“I quite like White Jack of the, er Stripes,” I said, getting the whole thing all wrong. Seeing my son’s look of pity, I beat a hasty retreat. My colleague was less than pleased at this performance. “Ask him about the album ‘Icky Thump’,” he said exasperated, “not all that difficult to remember.” I made the second approach. “Perchance you have heard Icky Thump, son,” I said jubilant at the fact that I got the name right. “No one who’s heard Icky Thump would use the word perchance anyway. Which other songs did you have in mind?” My attempts to be cool ended then and there. I confessed that I had tried to impress with borrowed knowledge and could not tell The White Stripes from a zebra. Anyway, I felt that now, humiliated, I must make a stand. “Actually, I quite love Led Zeppelin, the Stones, Doors, Beatles, Queen and Bee Gees. There I’ve said it, now you may sneer all you like.”

Oh, and for good measure, I added, there was a time when I liked Michael Jackson. “I have no head for techno, trance, rave, rant whatever it is that you like. So there it is.” For some reason, the response of pity, disgust, ‘must get mum into old age home as soon as possible’ did not come. “Why didn’t you say so before instead of trying to be cool. Retro music is so in, so you’re right on top of it,” said the son. Here, I was back on firm ground. I rattled off half a dozen of the my favourite songs from, of course, the ageless Stairway to Heaven to Bohemian Rhapsody. Now I had the boy’s attention.

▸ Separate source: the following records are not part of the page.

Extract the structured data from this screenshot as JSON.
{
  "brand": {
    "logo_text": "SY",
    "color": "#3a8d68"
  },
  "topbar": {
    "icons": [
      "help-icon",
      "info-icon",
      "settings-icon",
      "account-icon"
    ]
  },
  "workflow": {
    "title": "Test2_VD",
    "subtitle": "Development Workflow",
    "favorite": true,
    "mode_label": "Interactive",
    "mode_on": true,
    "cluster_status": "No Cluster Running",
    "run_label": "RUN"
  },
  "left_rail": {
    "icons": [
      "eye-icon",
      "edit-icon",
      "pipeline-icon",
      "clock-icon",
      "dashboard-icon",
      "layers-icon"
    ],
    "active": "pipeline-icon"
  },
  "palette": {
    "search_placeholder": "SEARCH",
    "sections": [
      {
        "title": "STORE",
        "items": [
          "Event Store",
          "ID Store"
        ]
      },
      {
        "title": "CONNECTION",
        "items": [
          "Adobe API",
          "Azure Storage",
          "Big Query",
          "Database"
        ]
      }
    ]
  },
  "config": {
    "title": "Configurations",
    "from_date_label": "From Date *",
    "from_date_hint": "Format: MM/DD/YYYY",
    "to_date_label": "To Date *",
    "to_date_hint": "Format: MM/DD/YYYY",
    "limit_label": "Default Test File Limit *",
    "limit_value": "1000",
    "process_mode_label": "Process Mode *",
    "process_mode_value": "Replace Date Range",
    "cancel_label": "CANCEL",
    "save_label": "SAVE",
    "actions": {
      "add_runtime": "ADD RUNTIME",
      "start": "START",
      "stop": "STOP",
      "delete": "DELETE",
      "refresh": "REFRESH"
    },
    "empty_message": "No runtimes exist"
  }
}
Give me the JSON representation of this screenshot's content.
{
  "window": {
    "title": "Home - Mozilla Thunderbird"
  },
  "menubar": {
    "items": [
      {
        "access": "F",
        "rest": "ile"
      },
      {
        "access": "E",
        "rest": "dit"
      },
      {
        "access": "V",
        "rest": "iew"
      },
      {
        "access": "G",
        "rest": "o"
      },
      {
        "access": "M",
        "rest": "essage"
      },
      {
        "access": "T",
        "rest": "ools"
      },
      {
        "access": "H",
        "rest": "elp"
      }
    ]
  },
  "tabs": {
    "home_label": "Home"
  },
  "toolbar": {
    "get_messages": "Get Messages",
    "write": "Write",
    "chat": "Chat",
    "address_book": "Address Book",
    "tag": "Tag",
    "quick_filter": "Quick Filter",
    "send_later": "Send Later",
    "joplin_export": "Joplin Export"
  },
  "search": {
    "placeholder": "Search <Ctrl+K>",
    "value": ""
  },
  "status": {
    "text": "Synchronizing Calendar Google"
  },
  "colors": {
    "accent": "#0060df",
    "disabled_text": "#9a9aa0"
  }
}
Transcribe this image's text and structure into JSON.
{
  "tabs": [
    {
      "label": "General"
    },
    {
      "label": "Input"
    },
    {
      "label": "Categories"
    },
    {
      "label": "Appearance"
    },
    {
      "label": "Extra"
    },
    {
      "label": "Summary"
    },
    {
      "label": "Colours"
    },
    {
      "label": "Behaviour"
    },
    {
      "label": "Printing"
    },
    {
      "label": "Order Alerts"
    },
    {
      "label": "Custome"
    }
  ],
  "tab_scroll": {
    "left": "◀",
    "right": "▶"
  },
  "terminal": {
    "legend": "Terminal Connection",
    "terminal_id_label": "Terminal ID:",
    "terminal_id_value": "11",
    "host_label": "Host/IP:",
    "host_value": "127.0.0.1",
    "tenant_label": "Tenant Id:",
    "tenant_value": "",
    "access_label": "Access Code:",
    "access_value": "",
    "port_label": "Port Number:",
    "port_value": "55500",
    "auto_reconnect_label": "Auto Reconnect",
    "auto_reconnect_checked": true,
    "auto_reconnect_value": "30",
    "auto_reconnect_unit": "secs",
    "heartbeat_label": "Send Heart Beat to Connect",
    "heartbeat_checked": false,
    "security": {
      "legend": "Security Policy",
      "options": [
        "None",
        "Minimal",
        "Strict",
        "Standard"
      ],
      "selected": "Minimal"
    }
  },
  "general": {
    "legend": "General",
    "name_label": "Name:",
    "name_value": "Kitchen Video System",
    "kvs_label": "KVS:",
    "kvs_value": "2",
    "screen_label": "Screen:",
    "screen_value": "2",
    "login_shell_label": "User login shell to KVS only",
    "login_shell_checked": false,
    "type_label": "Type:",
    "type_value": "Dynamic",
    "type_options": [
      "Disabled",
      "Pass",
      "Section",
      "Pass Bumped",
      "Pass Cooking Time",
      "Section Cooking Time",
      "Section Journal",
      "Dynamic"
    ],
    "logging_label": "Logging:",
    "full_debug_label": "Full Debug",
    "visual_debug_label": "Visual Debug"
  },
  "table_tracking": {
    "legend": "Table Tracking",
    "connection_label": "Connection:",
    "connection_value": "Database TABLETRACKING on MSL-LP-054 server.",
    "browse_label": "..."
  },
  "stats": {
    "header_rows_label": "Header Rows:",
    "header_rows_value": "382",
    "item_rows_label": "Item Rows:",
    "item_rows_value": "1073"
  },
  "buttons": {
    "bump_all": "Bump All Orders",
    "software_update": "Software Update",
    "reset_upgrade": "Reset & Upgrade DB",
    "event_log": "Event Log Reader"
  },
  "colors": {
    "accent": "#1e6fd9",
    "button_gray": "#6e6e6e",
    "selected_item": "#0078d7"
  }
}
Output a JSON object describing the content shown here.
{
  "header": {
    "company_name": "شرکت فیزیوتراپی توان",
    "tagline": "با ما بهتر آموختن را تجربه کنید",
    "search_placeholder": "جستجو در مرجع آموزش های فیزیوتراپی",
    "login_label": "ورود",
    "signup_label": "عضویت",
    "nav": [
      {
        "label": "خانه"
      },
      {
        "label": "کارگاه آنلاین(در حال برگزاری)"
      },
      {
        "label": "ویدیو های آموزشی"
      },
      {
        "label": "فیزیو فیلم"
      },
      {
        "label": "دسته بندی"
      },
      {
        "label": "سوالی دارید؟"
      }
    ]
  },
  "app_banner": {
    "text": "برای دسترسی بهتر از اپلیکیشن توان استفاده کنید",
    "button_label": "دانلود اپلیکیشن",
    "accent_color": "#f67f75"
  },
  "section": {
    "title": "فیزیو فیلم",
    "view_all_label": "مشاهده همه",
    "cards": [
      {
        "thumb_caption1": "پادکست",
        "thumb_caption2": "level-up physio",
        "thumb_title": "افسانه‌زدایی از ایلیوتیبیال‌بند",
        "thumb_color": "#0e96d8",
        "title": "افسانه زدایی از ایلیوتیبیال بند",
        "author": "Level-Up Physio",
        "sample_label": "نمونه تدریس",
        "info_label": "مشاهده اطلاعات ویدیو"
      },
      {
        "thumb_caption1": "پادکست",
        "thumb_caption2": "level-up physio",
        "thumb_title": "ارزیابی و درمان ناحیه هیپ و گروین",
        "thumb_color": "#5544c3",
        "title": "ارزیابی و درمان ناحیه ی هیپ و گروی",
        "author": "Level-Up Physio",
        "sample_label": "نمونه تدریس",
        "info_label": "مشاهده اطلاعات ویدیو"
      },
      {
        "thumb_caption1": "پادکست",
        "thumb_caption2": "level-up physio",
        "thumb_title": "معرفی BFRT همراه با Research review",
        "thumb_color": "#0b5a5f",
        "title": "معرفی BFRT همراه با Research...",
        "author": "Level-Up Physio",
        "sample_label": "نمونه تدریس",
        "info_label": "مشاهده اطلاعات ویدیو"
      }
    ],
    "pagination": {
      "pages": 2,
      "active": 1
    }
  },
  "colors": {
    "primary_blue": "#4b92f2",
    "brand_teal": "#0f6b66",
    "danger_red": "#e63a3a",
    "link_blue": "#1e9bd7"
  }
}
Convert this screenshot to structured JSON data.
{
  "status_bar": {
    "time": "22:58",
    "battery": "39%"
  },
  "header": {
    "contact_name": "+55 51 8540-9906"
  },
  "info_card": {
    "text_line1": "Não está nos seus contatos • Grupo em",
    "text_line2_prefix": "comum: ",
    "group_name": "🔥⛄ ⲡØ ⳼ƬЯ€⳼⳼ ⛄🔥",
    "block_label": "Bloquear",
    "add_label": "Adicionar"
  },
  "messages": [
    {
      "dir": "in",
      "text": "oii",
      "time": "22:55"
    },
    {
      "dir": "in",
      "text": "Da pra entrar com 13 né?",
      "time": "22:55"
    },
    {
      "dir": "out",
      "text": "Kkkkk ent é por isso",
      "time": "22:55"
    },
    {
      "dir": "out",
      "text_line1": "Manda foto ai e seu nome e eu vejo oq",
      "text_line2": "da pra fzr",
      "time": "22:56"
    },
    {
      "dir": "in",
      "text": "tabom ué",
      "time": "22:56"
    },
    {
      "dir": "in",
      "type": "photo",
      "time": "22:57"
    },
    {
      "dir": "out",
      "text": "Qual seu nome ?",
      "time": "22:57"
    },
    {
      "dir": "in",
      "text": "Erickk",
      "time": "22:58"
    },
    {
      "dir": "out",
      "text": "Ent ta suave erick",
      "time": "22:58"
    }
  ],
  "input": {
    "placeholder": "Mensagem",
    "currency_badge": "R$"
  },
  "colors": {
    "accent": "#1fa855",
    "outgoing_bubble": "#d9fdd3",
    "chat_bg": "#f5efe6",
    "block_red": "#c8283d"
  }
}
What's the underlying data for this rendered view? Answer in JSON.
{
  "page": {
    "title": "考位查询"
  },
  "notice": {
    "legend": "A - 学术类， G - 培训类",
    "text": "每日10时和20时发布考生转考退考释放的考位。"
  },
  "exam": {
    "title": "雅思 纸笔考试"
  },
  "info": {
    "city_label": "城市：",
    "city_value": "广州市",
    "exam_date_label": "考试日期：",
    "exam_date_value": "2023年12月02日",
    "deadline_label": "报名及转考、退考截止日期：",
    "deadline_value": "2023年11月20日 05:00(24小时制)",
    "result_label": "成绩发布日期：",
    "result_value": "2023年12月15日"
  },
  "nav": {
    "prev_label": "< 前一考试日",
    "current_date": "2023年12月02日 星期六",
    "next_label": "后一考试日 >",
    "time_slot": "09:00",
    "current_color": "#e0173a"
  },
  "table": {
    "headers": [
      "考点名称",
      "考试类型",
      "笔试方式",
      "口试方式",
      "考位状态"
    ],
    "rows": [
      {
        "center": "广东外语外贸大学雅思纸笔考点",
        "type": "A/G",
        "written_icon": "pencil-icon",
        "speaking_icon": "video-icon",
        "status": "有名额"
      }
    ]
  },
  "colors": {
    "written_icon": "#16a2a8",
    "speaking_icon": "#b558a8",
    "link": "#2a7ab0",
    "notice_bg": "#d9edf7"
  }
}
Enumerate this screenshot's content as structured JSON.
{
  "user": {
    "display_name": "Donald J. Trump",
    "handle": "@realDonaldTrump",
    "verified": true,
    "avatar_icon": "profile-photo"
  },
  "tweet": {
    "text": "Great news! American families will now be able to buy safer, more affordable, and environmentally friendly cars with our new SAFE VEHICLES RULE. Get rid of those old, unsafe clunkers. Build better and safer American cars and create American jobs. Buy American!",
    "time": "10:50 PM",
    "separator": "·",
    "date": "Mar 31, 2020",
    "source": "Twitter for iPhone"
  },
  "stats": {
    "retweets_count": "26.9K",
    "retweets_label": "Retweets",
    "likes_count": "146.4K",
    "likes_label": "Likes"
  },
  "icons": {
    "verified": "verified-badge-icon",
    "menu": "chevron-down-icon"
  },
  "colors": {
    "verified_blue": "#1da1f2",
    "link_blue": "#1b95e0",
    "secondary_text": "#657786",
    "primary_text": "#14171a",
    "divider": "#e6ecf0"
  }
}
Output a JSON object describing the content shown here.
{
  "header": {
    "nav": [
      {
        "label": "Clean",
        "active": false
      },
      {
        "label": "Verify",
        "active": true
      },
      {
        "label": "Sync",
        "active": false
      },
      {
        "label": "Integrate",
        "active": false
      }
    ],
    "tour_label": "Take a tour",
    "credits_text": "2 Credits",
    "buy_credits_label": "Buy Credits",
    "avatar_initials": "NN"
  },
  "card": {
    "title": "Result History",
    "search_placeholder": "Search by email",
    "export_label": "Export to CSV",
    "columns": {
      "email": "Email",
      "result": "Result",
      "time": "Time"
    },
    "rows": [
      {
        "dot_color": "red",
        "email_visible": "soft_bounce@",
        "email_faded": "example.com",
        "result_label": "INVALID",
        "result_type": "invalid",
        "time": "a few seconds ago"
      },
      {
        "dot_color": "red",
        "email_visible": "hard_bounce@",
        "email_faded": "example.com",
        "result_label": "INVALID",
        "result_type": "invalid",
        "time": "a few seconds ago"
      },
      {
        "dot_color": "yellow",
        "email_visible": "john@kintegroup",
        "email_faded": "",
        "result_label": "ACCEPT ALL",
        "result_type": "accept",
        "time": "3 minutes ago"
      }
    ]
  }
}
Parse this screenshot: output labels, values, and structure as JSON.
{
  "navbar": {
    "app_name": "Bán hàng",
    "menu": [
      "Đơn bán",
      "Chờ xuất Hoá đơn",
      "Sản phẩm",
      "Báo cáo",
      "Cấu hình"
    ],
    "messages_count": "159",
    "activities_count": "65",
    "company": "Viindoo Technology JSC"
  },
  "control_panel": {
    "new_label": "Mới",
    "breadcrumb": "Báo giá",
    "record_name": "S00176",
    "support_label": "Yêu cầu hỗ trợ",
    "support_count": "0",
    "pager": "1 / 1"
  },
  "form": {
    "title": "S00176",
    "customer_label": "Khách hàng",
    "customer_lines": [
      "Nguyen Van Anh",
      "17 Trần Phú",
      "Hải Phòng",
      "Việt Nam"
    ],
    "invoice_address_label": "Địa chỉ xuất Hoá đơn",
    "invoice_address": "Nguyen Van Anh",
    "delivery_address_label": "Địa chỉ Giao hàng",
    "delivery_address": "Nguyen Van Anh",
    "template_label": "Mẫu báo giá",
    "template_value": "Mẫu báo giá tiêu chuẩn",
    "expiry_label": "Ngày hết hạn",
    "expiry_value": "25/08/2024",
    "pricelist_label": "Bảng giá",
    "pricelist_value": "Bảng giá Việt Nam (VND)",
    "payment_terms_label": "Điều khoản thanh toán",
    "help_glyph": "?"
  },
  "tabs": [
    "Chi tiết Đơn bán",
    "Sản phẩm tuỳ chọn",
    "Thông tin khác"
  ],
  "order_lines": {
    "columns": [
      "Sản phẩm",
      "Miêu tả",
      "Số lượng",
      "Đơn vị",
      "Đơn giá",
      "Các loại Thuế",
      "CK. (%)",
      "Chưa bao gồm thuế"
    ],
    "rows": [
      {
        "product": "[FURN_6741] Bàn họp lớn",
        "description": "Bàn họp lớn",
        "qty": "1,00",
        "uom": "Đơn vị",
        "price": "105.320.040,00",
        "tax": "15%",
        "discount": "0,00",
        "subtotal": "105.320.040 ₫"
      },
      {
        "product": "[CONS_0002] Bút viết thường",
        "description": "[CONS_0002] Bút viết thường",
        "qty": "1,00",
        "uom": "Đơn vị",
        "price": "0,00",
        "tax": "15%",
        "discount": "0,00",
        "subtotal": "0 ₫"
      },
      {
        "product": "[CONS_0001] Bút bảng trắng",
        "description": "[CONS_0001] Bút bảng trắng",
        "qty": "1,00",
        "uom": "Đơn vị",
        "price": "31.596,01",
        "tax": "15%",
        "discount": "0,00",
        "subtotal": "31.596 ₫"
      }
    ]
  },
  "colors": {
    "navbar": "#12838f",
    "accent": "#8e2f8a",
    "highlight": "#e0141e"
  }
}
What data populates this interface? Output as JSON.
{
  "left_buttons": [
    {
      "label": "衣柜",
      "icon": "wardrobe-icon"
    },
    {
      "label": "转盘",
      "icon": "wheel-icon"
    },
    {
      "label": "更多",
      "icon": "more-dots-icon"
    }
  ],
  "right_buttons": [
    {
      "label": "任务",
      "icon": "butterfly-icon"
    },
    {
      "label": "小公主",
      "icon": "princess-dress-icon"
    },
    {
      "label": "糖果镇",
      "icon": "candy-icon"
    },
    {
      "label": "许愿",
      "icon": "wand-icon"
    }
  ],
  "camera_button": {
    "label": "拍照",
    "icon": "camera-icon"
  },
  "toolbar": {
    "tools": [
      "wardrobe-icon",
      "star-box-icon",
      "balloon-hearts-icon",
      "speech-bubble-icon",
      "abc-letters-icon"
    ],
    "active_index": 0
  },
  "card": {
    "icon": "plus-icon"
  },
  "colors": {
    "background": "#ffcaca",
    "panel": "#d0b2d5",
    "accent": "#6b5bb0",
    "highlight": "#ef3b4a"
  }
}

For some reason by just acting my age, dating myself in the process, I had redeemed myself. Just when I was really getting into the groove in order to impress further, he lost interest and went back to the extraordinary caterwauling that passes off for music for his generation. As for me, I’m never going to stray from the tried and tested again. In fact, I’ll probably go back to Sinatra and Nat King Cole.